## What to work on
Could you count how many lines of the data include "Cursos" and answer with the number only?

Records excerpted from a collection:
◆ ◆ ◆ ◆

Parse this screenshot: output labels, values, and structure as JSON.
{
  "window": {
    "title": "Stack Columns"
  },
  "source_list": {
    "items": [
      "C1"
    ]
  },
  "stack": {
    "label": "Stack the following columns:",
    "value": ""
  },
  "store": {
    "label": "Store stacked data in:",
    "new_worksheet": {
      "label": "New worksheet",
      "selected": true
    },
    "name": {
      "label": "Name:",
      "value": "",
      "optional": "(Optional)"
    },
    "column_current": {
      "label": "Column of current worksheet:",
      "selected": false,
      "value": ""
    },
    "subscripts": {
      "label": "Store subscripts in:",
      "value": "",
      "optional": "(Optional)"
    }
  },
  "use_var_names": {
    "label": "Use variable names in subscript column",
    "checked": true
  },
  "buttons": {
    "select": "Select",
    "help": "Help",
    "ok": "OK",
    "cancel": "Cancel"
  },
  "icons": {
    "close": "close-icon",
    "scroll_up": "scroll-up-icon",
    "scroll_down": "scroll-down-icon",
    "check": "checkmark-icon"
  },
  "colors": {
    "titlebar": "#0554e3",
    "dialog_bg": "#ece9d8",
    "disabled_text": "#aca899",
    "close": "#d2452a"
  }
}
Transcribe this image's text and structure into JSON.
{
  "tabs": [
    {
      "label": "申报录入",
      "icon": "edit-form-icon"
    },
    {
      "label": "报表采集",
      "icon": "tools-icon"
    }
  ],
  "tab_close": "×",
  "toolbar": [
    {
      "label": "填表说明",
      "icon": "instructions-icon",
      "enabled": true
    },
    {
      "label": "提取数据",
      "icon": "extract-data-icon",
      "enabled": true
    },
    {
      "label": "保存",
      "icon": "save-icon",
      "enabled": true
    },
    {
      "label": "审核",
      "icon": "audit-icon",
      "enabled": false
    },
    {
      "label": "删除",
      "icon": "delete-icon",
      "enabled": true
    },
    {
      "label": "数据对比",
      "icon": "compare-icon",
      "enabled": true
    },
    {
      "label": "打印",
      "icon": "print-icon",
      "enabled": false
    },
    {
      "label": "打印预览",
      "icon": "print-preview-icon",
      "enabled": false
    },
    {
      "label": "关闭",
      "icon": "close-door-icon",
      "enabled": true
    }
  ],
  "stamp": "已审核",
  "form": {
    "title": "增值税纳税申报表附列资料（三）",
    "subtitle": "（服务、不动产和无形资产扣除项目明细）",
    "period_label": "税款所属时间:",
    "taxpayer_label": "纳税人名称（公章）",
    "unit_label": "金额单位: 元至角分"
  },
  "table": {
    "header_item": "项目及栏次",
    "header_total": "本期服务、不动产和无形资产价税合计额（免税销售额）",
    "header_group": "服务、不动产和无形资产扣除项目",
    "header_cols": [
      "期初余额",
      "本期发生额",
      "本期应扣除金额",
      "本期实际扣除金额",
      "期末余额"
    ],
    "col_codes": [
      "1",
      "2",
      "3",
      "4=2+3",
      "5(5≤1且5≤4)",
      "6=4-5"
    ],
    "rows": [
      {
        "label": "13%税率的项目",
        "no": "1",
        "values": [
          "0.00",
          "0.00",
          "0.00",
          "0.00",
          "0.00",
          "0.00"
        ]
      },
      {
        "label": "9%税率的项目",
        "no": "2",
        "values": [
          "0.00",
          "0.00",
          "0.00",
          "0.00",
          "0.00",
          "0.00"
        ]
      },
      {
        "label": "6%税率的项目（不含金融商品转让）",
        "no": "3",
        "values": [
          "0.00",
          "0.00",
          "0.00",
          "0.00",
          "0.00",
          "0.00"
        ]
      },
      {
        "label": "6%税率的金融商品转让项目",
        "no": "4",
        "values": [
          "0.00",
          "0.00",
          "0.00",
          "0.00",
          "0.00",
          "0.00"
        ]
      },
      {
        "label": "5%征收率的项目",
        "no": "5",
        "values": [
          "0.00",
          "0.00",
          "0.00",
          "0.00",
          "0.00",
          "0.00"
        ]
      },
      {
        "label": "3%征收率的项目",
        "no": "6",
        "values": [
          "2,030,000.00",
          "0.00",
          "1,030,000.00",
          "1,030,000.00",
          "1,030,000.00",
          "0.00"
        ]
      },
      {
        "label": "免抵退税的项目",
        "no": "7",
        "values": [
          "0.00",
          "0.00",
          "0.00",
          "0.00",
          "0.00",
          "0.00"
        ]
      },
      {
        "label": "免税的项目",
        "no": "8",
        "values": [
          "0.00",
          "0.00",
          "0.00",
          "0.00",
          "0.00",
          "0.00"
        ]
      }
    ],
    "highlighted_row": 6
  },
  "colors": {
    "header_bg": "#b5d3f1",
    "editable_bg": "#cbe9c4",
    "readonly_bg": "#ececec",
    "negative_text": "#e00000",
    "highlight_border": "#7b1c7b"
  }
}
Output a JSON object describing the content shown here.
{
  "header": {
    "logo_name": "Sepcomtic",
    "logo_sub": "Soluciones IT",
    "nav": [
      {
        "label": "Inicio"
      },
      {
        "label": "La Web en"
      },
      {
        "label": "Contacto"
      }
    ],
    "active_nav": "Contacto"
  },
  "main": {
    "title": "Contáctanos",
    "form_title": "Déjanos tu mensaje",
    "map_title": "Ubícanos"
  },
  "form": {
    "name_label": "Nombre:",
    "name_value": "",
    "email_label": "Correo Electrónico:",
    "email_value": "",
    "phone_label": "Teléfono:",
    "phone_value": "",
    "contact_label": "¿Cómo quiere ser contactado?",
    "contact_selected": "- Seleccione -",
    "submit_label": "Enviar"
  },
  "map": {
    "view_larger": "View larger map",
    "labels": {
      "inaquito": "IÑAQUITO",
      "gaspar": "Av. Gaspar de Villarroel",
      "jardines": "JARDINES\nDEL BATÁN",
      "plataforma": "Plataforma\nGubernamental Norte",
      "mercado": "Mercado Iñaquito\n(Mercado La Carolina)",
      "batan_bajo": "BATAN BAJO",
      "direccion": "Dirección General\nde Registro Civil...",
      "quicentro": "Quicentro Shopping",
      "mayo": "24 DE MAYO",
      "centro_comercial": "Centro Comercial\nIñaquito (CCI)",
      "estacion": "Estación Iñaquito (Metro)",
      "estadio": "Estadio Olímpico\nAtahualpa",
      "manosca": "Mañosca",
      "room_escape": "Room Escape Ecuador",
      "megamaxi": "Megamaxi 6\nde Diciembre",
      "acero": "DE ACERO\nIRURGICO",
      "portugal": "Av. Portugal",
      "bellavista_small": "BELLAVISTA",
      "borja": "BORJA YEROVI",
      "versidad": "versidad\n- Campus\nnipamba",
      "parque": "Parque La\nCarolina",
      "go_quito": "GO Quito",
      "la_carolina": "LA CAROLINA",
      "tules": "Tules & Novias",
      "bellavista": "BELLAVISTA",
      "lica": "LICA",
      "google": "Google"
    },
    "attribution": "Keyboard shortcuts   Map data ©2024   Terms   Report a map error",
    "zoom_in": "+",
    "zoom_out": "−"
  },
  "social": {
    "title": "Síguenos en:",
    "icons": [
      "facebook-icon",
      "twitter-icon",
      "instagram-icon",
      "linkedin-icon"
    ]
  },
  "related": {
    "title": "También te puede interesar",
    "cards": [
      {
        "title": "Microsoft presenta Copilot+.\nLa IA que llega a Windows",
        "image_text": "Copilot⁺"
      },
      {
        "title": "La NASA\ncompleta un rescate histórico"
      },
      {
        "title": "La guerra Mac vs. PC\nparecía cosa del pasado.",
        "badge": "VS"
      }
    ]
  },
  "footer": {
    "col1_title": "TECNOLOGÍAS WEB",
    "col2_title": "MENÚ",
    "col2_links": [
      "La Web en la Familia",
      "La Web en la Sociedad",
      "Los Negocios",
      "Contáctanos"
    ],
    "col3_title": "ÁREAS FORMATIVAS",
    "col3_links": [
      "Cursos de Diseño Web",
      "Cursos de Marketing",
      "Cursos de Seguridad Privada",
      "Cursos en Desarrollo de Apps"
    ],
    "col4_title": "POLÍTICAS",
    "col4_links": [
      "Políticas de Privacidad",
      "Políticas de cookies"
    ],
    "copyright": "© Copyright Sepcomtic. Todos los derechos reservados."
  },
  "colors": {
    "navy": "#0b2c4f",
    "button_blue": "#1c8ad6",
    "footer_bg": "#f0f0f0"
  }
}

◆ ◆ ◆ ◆

## Answer space
4